“I love the vibe,” said Dharti Patel, a resin and acrylic artist at the market. “It’s like home. I made so many connections at this place; I keep coming back.”
28-year-old Patel considers herself a local and buys almost all of her groceries at the market, as she prefers fresh and organic produce from local farmers.
Knowing where food comes from is also important to 24-year-old Alexis Gentry, who graduated from Miami in 2019 and lives with her husband in Oxford.
Gentry owns 59 chickens and sells eggs to family members, friends and a few regular customers.
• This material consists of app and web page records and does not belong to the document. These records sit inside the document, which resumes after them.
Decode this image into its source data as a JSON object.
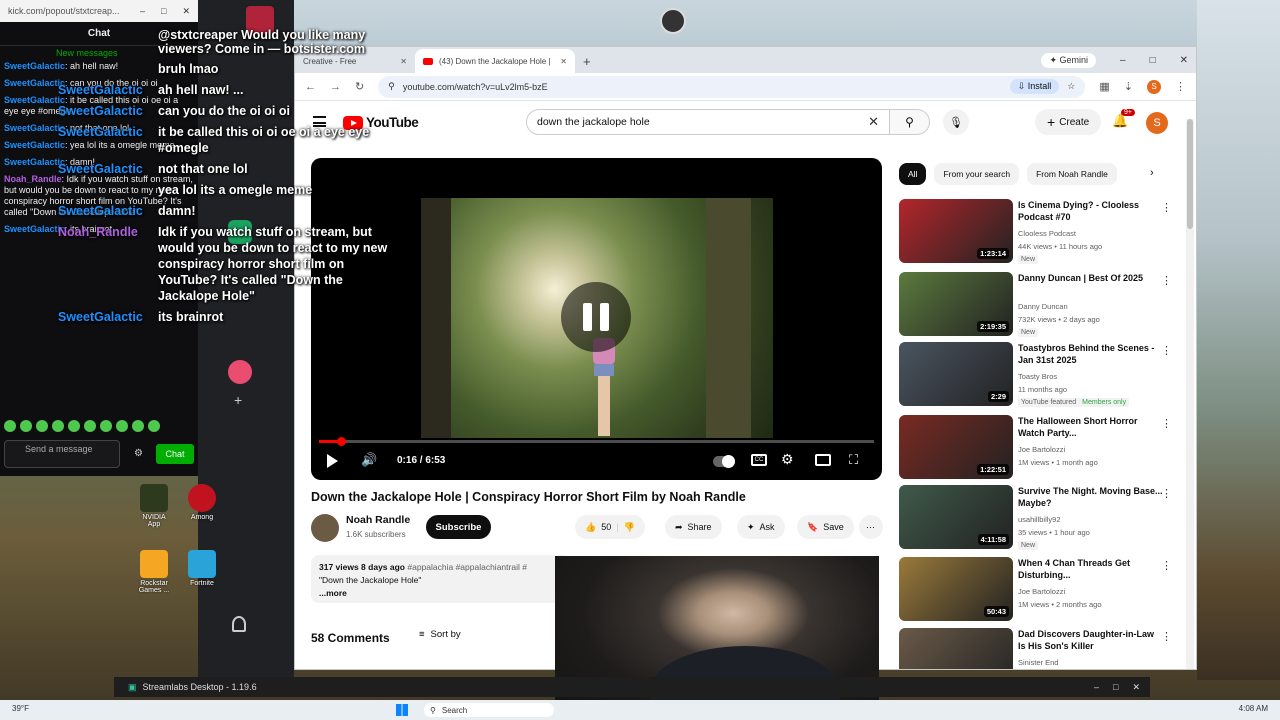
{
  "chat_popout": {
    "url": "kick.com/popout/stxtcreap...",
    "header": "Chat",
    "new_messages": "New messages",
    "lines": [
      {
        "user": "SweetGalactic",
        "msg": "ah hell naw!"
      },
      {
        "user": "SweetGalactic",
        "msg": "can you do the oi oi oi"
      },
      {
        "user": "SweetGalactic",
        "msg": "it be called this oi oi oe oi a eye eye #omegle"
      },
      {
        "user": "SweetGalactic",
        "msg": "not that one lol"
      },
      {
        "user": "SweetGalactic",
        "msg": "yea lol its a omegle meme"
      },
      {
        "user": "SweetGalactic",
        "msg": "damn!"
      },
      {
        "user": "Noah_Randle",
        "msg": "Idk if you watch stuff on stream, but would you be down to react to my new conspiracy horror short film on YouTube? It's called \"Down the Jackalope Hole\""
      },
      {
        "user": "SweetGalactic",
        "msg": "its brainrot"
      }
    ],
    "send_placeholder": "Send a message",
    "chat_button": "Chat"
  },
  "overlay": {
    "top_line": "@stxtcreaper Would you like many viewers? Come in — botsister.com",
    "lines": [
      {
        "user": "",
        "msg": "bruh lmao"
      },
      {
        "user": "SweetGalactic",
        "msg": "ah hell naw! ..."
      },
      {
        "user": "SweetGalactic",
        "msg": "can you do the oi oi oi"
      },
      {
        "user": "SweetGalactic",
        "msg": "it be called this oi oi oe oi a eye eye #omegle"
      },
      {
        "user": "SweetGalactic",
        "msg": "not that one lol"
      },
      {
        "user": "",
        "msg": "yea lol its a omegle meme"
      },
      {
        "user": "SweetGalactic",
        "msg": "damn!"
      },
      {
        "user": "Noah_Randle",
        "msg": "Idk if you watch stuff on stream, but would you be down to react to my new conspiracy horror short film on YouTube? It's called \"Down the Jackalope Hole\""
      },
      {
        "user": "SweetGalactic",
        "msg": "its brainrot"
      }
    ]
  },
  "browser": {
    "tabs": [
      {
        "label": "Creative - Free"
      },
      {
        "label": "(43) Down the Jackalope Hole |"
      }
    ],
    "gemini": "Gemini",
    "url": "youtube.com/watch?v=uLv2lm5-bzE",
    "install": "Install",
    "profile_letter": "S"
  },
  "youtube": {
    "logo": "YouTube",
    "search_value": "down the jackalope hole",
    "create": "Create",
    "notif_count": "9+",
    "avatar_letter": "S"
  },
  "player": {
    "time": "0:16 / 6:53",
    "progress_fraction": 0.039
  },
  "video": {
    "title": "Down the Jackalope Hole | Conspiracy Horror Short Film by Noah Randle",
    "channel": "Noah Randle",
    "subscribers": "1.6K subscribers",
    "subscribe": "Subscribe",
    "likes": "50",
    "share": "Share",
    "ask": "Ask",
    "save": "Save",
    "views_line": "317 views  8 days ago",
    "tags": "#appalachia #appalachiantrail #",
    "desc_line": "\"Down the Jackalope Hole\"",
    "more": "...more",
    "comments_count": "58 Comments",
    "sort_by": "Sort by"
  },
  "chips": [
    "All",
    "From your search",
    "From Noah Randle"
  ],
  "recommendations": [
    {
      "title": "Is Cinema Dying? - Clooless Podcast #70",
      "channel": "Clooless Podcast",
      "meta": "44K views • 11 hours ago",
      "badge": "New",
      "duration": "1:23:14",
      "color": "#b3262b"
    },
    {
      "title": "Danny Duncan | Best Of 2025",
      "channel": "Danny Duncan",
      "meta": "732K views • 2 days ago",
      "badge": "New",
      "duration": "2:19:35",
      "color": "#5b7a3e"
    },
    {
      "title": "Toastybros Behind the Scenes - Jan 31st 2025",
      "channel": "Toasty Bros",
      "meta": "11 months ago",
      "badge": "YouTube featured",
      "members": "Members only",
      "duration": "2:29",
      "color": "#4a5561"
    },
    {
      "title": "The Halloween Short Horror Watch Party...",
      "channel": "Joe Bartolozzi",
      "meta": "1M views • 1 month ago",
      "badge": "",
      "duration": "1:22:51",
      "color": "#7a2a22"
    },
    {
      "title": "Survive The Night. Moving Base... Maybe?",
      "channel": "usahillbilly92",
      "meta": "35 views • 1 hour ago",
      "badge": "New",
      "duration": "4:11:58",
      "color": "#3f5a4a"
    },
    {
      "title": "When 4 Chan Threads Get Disturbing...",
      "channel": "Joe Bartolozzi",
      "meta": "1M views • 2 months ago",
      "badge": "",
      "duration": "50:43",
      "color": "#9a7a3a"
    },
    {
      "title": "Dad Discovers Daughter-in-Law Is His Son's Killer",
      "channel": "Sinister End",
      "meta": "",
      "badge": "",
      "duration": "",
      "color": "#6a5a48"
    }
  ],
  "streamlabs": {
    "title": "Streamlabs Desktop - 1.19.6"
  },
  "taskbar": {
    "weather": "39°F",
    "search": "Search",
    "clock": "4:08 AM"
  },
  "desktop_icons": [
    {
      "label": "NVIDIA App"
    },
    {
      "label": "Among"
    },
    {
      "label": "Rockstar Games ..."
    },
    {
      "label": "Fortnite"
    }
  ]
}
Her eggs have been in high demand ever since she posted about her chickens in the Oxford Talk Facebook group.
“The chickens are so much happier being at a local setting because sometimes they are kept in cages … and they don’t really get the free range,” Gentry said.
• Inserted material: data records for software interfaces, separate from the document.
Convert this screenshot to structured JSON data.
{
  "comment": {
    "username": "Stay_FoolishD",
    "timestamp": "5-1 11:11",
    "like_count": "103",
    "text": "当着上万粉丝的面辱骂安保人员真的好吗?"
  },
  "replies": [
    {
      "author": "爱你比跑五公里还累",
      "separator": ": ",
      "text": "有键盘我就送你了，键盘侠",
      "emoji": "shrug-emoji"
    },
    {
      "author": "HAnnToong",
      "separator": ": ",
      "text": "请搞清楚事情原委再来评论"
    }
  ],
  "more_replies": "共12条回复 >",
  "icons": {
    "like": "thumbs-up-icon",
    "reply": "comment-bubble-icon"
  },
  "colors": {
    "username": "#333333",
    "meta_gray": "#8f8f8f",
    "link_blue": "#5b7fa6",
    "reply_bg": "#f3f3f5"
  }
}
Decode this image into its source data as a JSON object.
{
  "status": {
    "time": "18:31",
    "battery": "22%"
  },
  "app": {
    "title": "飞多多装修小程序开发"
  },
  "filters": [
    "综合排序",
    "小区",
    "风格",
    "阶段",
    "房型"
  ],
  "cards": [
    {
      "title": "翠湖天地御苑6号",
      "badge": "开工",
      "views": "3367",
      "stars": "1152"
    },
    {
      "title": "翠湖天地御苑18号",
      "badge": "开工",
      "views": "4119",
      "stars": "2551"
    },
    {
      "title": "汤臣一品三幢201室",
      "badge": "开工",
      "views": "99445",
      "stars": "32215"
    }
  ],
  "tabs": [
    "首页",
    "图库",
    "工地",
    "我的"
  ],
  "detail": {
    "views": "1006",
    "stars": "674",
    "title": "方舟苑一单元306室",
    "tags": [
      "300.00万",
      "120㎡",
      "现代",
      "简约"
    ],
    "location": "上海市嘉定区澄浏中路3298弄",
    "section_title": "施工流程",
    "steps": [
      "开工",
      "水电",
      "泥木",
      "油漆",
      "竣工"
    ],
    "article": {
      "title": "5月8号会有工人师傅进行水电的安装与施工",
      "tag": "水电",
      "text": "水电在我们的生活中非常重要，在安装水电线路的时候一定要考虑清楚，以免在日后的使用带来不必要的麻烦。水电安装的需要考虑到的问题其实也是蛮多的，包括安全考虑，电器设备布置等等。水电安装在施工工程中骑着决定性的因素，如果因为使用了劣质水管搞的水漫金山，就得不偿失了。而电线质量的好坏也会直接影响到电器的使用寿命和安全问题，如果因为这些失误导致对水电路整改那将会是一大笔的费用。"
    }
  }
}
Local food store
The farmers market highly values its partnership with the MOON Co-op, with which it has recently explored the concept of a Tuesday market that runs May through November from 4 to 7 p.m. in its parking lot, in addition to the year-round Saturday uptown market.
Moving the market geographically has proven beneficial as new vendors, who already attend other farmers markets out of town Saturday, are now able to visit Oxford. The market also attracts more business and attention to the local food store itself.
MOON Co-op sells anything from local produce, meats and dairy to vegan baked goods. Most of their products come directly from Ohio businesses or farms close by in Indiana.
“The food system as we know it is broken, and the pandemic showed that,” Todd Hering, a MOON Co-op employee, said. “When Kroger’s aisles were empty, ours were not.”
Hering describes the store’s customers as a diverse clientele, anyone from a “big burly construction worker” to a Miami student would come in and shop at the MOON Co-op.
“People realize what you put in your body is important,” Hering says.
Tom Swing is a former Jungle Jim’s employee who now works at MOON Co-op.
“[The MOON Co-op] reminds me of the old days when all the mom-and-pop grocery stores were around, and people could go in and be greeted and be welcomed,” Swing said.
The hardest to reach are people with food insecurities or people that financially struggle, Olson said.
Currently, the farmers market partners with Talawanda Oxford Pantry & Social Services (TOPSS) and is developing a mobile choice pantry to deliver food to families in need twice a week.
The market and the pantry applied through the City of Oxford for federal funding from the Coronavirus Aid, Relief, and Economic Security (CARES) Act , and received about $90,000, Olson said.
Both organizations invested the money into a large insulated and refrigerated cargo van that is being outfitted and customized right now.
Olson is looking forward to finding new and innovative ways to incorporate fresh produce into eligible families and individuals’ diets. They are hoping to start the new project in May or June, he said.